Please copy out the full listing that follows exactly; no picture belongs in the copy.

───── Input for this task ─────

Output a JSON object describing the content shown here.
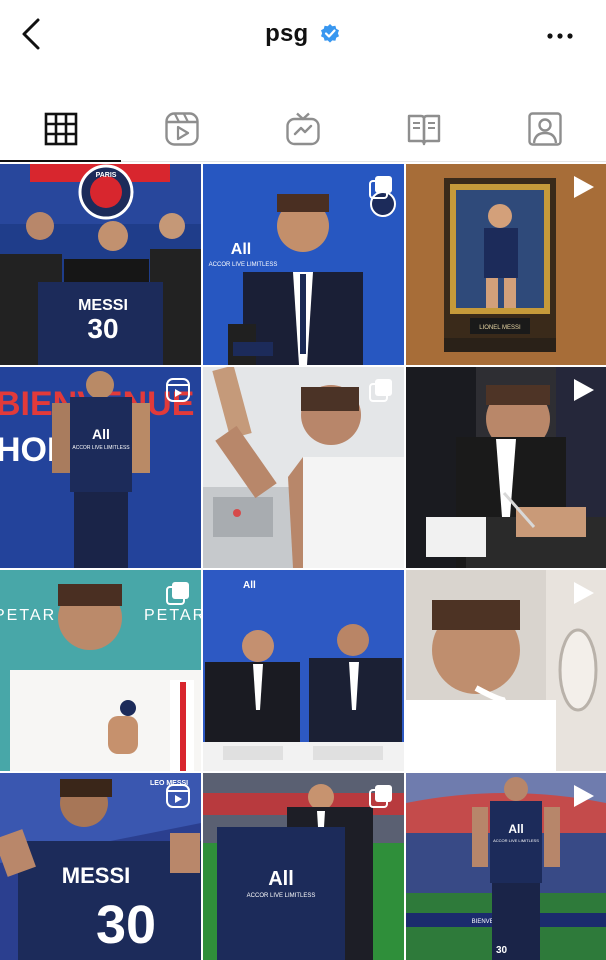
{
  "header": {
    "username": "psg",
    "verified": true,
    "back_icon": "chevron-left-icon",
    "more_icon": "more-horizontal-icon"
  },
  "tabs": [
    {
      "id": "grid",
      "icon": "grid-icon",
      "active": true
    },
    {
      "id": "reels",
      "icon": "reels-icon",
      "active": false
    },
    {
      "id": "igtv",
      "icon": "igtv-icon",
      "active": false
    },
    {
      "id": "guides",
      "icon": "guides-icon",
      "active": false
    },
    {
      "id": "tagged",
      "icon": "tagged-icon",
      "active": false
    }
  ],
  "posts": [
    {
      "kind": "carousel",
      "badge": "none",
      "texts": {
        "t1": "PARIS",
        "t2": "MESSI",
        "t3": "30"
      }
    },
    {
      "kind": "image",
      "badge": "carousel-icon",
      "texts": {
        "t1": "All",
        "t2": "ACCOR LIVE LIMITLESS"
      }
    },
    {
      "kind": "video",
      "badge": "play-icon",
      "texts": {
        "t1": "LIONEL MESSI"
      }
    },
    {
      "kind": "reel",
      "badge": "reels-icon",
      "texts": {
        "t1": "BIENVENUE",
        "t2": "HOME",
        "t3": "All",
        "t4": "ACCOR LIVE LIMITLESS"
      }
    },
    {
      "kind": "image",
      "badge": "carousel-icon",
      "texts": {}
    },
    {
      "kind": "video",
      "badge": "play-icon",
      "texts": {}
    },
    {
      "kind": "image",
      "badge": "carousel-icon",
      "texts": {
        "t1": "PETAR",
        "t2": "PETAR"
      }
    },
    {
      "kind": "image",
      "badge": "none",
      "texts": {
        "t1": "All"
      }
    },
    {
      "kind": "video",
      "badge": "play-icon",
      "texts": {}
    },
    {
      "kind": "reel",
      "badge": "reels-icon",
      "texts": {
        "t1": "LEO MESSI",
        "t2": "MESSI",
        "t3": "30"
      }
    },
    {
      "kind": "image",
      "badge": "carousel-icon",
      "texts": {
        "t1": "All",
        "t2": "ACCOR LIVE LIMITLESS"
      }
    },
    {
      "kind": "video",
      "badge": "play-icon",
      "texts": {
        "t1": "All",
        "t2": "ACCOR LIVE LIMITLESS",
        "t3": "30",
        "t4": "BIENVENUE LEO MESSI"
      }
    }
  ],
  "colors": {
    "verified_blue": "#3897f0",
    "psg_navy": "#1c2b5a",
    "psg_red": "#d8262e",
    "text": "#111111",
    "icon_gray": "#8e8e8e"
  }
}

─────

Response area>
Output a JSON object describing the content shown here.
{
  "header": {
    "username": "psg",
    "verified": true,
    "back_icon": "chevron-left-icon",
    "more_icon": "more-horizontal-icon"
  },
  "tabs": [
    {
      "id": "grid",
      "icon": "grid-icon",
      "active": true
    },
    {
      "id": "reels",
      "icon": "reels-icon",
      "active": false
    },
    {
      "id": "igtv",
      "icon": "igtv-icon",
      "active": false
    },
    {
      "id": "guides",
      "icon": "guides-icon",
      "active": false
    },
    {
      "id": "tagged",
      "icon": "tagged-icon",
      "active": false
    }
  ],
  "posts": [
    {
      "kind": "carousel",
      "badge": "none",
      "texts": {
        "t1": "PARIS",
        "t2": "MESSI",
        "t3": "30"
      }
    },
    {
      "kind": "image",
      "badge": "carousel-icon",
      "texts": {
        "t1": "All",
        "t2": "ACCOR LIVE LIMITLESS"
      }
    },
    {
      "kind": "video",
      "badge": "play-icon",
      "texts": {
        "t1": "LIONEL MESSI"
      }
    },
    {
      "kind": "reel",
      "badge": "reels-icon",
      "texts": {
        "t1": "BIENVENUE",
        "t2": "HOME",
        "t3": "All",
        "t4": "ACCOR LIVE LIMITLESS"
      }
    },
    {
      "kind": "image",
      "badge": "carousel-icon",
      "texts": {}
    },
    {
      "kind": "video",
      "badge": "play-icon",
      "texts": {}
    },
    {
      "kind": "image",
      "badge": "carousel-icon",
      "texts": {
        "t1": "PETAR",
        "t2": "PETAR"
      }
    },
    {
      "kind": "image",
      "badge": "none",
      "texts": {
        "t1": "All"
      }
    },
    {
      "kind": "video",
      "badge": "play-icon",
      "texts": {}
    },
    {
      "kind": "reel",
      "badge": "reels-icon",
      "texts": {
        "t1": "LEO MESSI",
        "t2": "MESSI",
        "t3": "30"
      }
    },
    {
      "kind": "image",
      "badge": "carousel-icon",
      "texts": {
        "t1": "All",
        "t2": "ACCOR LIVE LIMITLESS"
      }
    },
    {
      "kind": "video",
      "badge": "play-icon",
      "texts": {
        "t1": "All",
        "t2": "ACCOR LIVE LIMITLESS",
        "t3": "30",
        "t4": "BIENVENUE LEO MESSI"
      }
    }
  ],
  "colors": {
    "verified_blue": "#3897f0",
    "psg_navy": "#1c2b5a",
    "psg_red": "#d8262e",
    "text": "#111111",
    "icon_gray": "#8e8e8e"
  }
}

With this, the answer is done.